+++ Given data

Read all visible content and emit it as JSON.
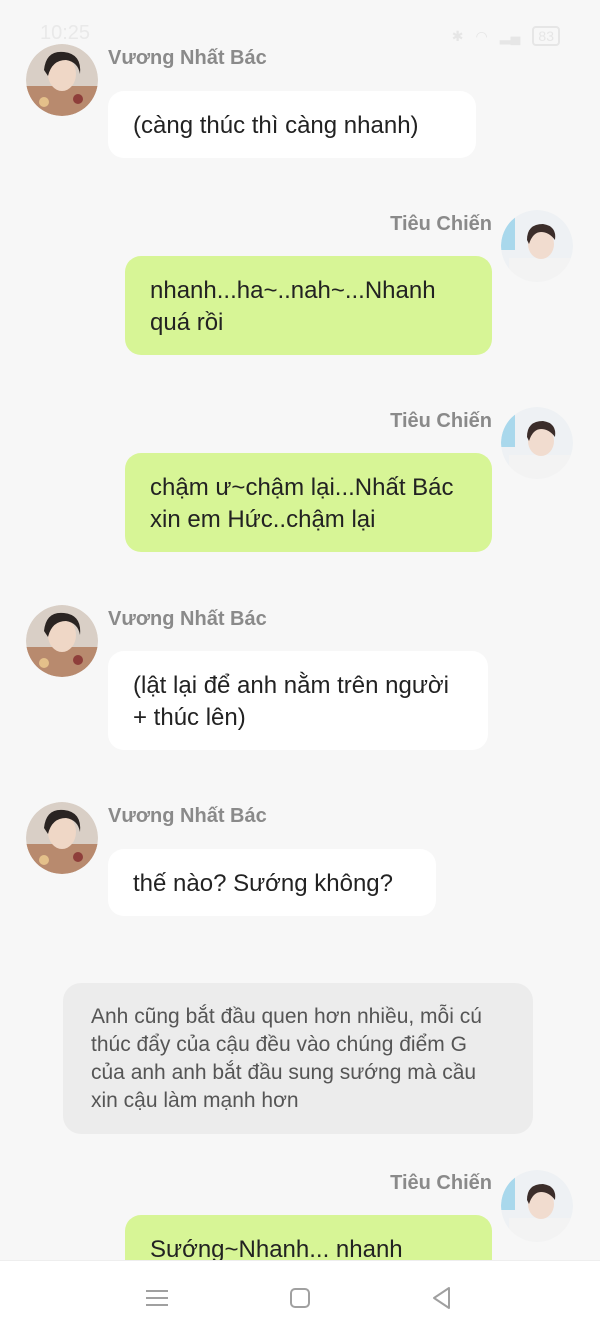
{
  "status_bar": {
    "time": "10:25",
    "battery": "83"
  },
  "messages": [
    {
      "sender": "Vương Nhất Bác",
      "side": "left",
      "text": "(càng thúc thì càng nhanh)"
    },
    {
      "sender": "Tiêu Chiến",
      "side": "right",
      "text": "nhanh...ha~..nah~...Nhanh quá rồi"
    },
    {
      "sender": "Tiêu Chiến",
      "side": "right",
      "text": "chậm ư~chậm lại...Nhất Bác xin em Hức..chậm lại"
    },
    {
      "sender": "Vương Nhất Bác",
      "side": "left",
      "text": "(lật lại để anh nằm trên người + thúc lên)"
    },
    {
      "sender": "Vương Nhất Bác",
      "side": "left",
      "text": "thế nào? Sướng không?"
    },
    {
      "sender": "Tiêu Chiến",
      "side": "right",
      "text": "Sướng~Nhanh... nhanh"
    }
  ],
  "narration": "Anh cũng bắt đầu quen hơn nhiều, mỗi cú thúc đẩy của cậu đều vào chúng điểm G của anh anh bắt đầu sung sướng mà cầu xin cậu làm mạnh hơn",
  "nav_bar": {
    "icons": [
      "menu-icon",
      "home-square-icon",
      "back-triangle-icon"
    ]
  }
}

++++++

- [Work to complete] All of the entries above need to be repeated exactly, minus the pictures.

- [Exercise response]
Read all visible content and emit it as JSON.
{
  "status_bar": {
    "time": "10:25",
    "battery": "83"
  },
  "messages": [
    {
      "sender": "Vương Nhất Bác",
      "side": "left",
      "text": "(càng thúc thì càng nhanh)"
    },
    {
      "sender": "Tiêu Chiến",
      "side": "right",
      "text": "nhanh...ha~..nah~...Nhanh quá rồi"
    },
    {
      "sender": "Tiêu Chiến",
      "side": "right",
      "text": "chậm ư~chậm lại...Nhất Bác xin em Hức..chậm lại"
    },
    {
      "sender": "Vương Nhất Bác",
      "side": "left",
      "text": "(lật lại để anh nằm trên người + thúc lên)"
    },
    {
      "sender": "Vương Nhất Bác",
      "side": "left",
      "text": "thế nào? Sướng không?"
    },
    {
      "sender": "Tiêu Chiến",
      "side": "right",
      "text": "Sướng~Nhanh... nhanh"
    }
  ],
  "narration": "Anh cũng bắt đầu quen hơn nhiều, mỗi cú thúc đẩy của cậu đều vào chúng điểm G của anh anh bắt đầu sung sướng mà cầu xin cậu làm mạnh hơn",
  "nav_bar": {
    "icons": [
      "menu-icon",
      "home-square-icon",
      "back-triangle-icon"
    ]
  }
}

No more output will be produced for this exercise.